I had not seen Billy for nearly a week, so I went to his house to find him. I peered through his bedroom window only to see his motionless body. When he would not respond to my pounding on his window, I called 911. When the fire department broke into his home we found his lifeless body. But this story is not about a lonely solitary ending, but a joyful life.
You see Billy was one of those people you probably don't know. Although most of Waynedale's businessmen did. We often referred to Billy as the "Mayor of Waynedale". Billy knew everyone and anything that was going on in Waynedale. His obese pear-shaped body and infectious smile were unmistakable. Many of the local businessmen helped Billy. Some provided useable shoes and clothes, others provided small jobs and food to Billy. But a few businesses ran Billy off because on some days Billy could have used a little more soap or could have talked just a little less. In fact some days you couldn't shut him up long enough to think.
But Billy's soul was good at heart. He knew right from wrong. He had an opinion on everything and was not shy about telling you about it. Most of all Billy was a true friend. If you were his friend he would do anything he could to help you. He was constantly bringing over little treasures he would find or giving me items people would give him as reward for helping them. He was proud of his family and would constantly bring in pictures to show me and to tell stories of his past. He was especially proud of a Portage Jr. High yearbook, which had both his and my pictures in it.
Although to be honest, I only vaguely remember Billy as one of the fat kids in the special class. Little did I know that later Billy would become one of my best friends in life. But teenagers and most adults seldom look past the visual exterior. Too bad, we miss so much.
Billy was always concerned about his bills. Billy survived on $500.00 per month on disability. The very day his check would arrive, Billy would be at my shop with an envelope and a stack of bills to be paid. I would put money into each envelope and Billy would personally pay each bill. His bills would come first, even before food. In May and November when property taxes were due Billy always ran out of food. He survived with handouts from friends and businesses until his next month's check would arrive. His greatest fear was that one day property taxes would rise so high he would lose his home. That day was soon approaching. If Billy had to die, I'm glad it happened before Billy lost his home to property taxes.
Billy was constantly helping the elderly and running errands for them. He just wanted to be accepted and loved for whom he was. Many who have taken Billy for granted will miss his kindness and laughter.
I guess I've written this article for two reasons. First of all I wanted you to know about my Billy and to think about all the "Billys" of the world. The ones we don't see every day and the ones we do, but ignore. Their lives have meaning and count for something. Add their lives to your circle of friends and you will be blessed for it.

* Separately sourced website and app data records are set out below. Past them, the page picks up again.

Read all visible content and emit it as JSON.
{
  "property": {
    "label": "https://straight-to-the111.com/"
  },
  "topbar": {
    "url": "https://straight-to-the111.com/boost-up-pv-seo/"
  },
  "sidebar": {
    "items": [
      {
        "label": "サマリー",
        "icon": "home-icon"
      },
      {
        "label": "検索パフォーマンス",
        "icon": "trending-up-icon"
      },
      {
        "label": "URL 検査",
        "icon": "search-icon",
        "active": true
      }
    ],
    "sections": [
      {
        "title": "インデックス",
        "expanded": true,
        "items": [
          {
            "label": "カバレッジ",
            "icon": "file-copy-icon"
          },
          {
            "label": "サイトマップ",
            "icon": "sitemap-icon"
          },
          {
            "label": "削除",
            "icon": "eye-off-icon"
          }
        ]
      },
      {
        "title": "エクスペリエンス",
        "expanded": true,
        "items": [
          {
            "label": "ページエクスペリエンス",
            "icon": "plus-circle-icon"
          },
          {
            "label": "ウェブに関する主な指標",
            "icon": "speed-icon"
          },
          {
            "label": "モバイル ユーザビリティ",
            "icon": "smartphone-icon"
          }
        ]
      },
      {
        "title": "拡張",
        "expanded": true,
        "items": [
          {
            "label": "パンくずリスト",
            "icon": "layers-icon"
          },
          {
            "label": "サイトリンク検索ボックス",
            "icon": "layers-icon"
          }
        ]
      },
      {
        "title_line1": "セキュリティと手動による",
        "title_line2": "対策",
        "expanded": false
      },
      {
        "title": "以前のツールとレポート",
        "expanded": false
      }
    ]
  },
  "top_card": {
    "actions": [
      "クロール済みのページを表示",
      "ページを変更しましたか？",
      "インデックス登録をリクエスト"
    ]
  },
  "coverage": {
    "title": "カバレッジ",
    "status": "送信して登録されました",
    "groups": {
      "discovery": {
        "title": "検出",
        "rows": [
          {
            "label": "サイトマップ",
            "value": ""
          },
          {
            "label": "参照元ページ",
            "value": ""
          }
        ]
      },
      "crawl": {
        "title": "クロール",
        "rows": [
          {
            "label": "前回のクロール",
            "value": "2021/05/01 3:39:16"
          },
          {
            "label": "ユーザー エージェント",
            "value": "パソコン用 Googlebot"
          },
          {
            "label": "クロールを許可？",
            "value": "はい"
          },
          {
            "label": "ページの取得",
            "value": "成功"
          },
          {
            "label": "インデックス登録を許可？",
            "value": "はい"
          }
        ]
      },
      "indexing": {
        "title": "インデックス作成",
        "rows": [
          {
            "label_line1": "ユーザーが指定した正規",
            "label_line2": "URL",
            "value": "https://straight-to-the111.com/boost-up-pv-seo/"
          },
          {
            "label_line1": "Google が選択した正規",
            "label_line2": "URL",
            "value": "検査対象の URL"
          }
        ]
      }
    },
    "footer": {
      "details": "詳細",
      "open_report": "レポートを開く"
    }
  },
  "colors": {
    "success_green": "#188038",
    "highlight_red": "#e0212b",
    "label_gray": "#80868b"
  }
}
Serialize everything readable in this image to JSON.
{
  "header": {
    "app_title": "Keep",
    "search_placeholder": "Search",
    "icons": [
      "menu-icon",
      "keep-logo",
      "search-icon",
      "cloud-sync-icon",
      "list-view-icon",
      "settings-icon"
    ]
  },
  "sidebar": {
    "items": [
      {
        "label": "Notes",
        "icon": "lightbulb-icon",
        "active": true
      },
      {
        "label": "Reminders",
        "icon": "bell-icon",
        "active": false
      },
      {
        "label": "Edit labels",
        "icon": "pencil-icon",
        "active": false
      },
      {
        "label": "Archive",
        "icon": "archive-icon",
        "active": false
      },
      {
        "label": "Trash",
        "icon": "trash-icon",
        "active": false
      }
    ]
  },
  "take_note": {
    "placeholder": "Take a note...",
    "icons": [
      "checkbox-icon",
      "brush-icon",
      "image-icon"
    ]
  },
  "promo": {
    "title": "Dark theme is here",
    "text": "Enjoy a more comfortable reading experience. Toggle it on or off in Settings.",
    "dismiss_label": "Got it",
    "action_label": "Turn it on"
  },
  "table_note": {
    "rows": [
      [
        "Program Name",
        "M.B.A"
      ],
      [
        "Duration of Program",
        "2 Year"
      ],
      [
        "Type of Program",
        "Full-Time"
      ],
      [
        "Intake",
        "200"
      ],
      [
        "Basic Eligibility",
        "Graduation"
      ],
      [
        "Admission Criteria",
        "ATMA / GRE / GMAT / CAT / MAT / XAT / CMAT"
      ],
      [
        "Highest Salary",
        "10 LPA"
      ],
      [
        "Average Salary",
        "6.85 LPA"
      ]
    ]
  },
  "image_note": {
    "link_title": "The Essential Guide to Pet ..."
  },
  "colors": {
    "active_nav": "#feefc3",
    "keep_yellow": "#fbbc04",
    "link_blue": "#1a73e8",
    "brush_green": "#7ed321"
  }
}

Secondly, I have written this article for those who make the laws we must live by. Please keep in mind the least among us. Not everyone has your mental and financial capabilities or family support that you have. Even the least among us should be able to live in their homes without the constant threat of losing their homes to property taxes or petty code enforcement. Although Billy was fully independent, he could not control what government would require of him. So all of us should require control of our government. Property taxes are just wrong! Any government that must extort money from its citizens by threatening the sale of their homes, does not represent the people. Government must always protect the "Billys" of the world and those of us without political influence.
Gary L. Oetting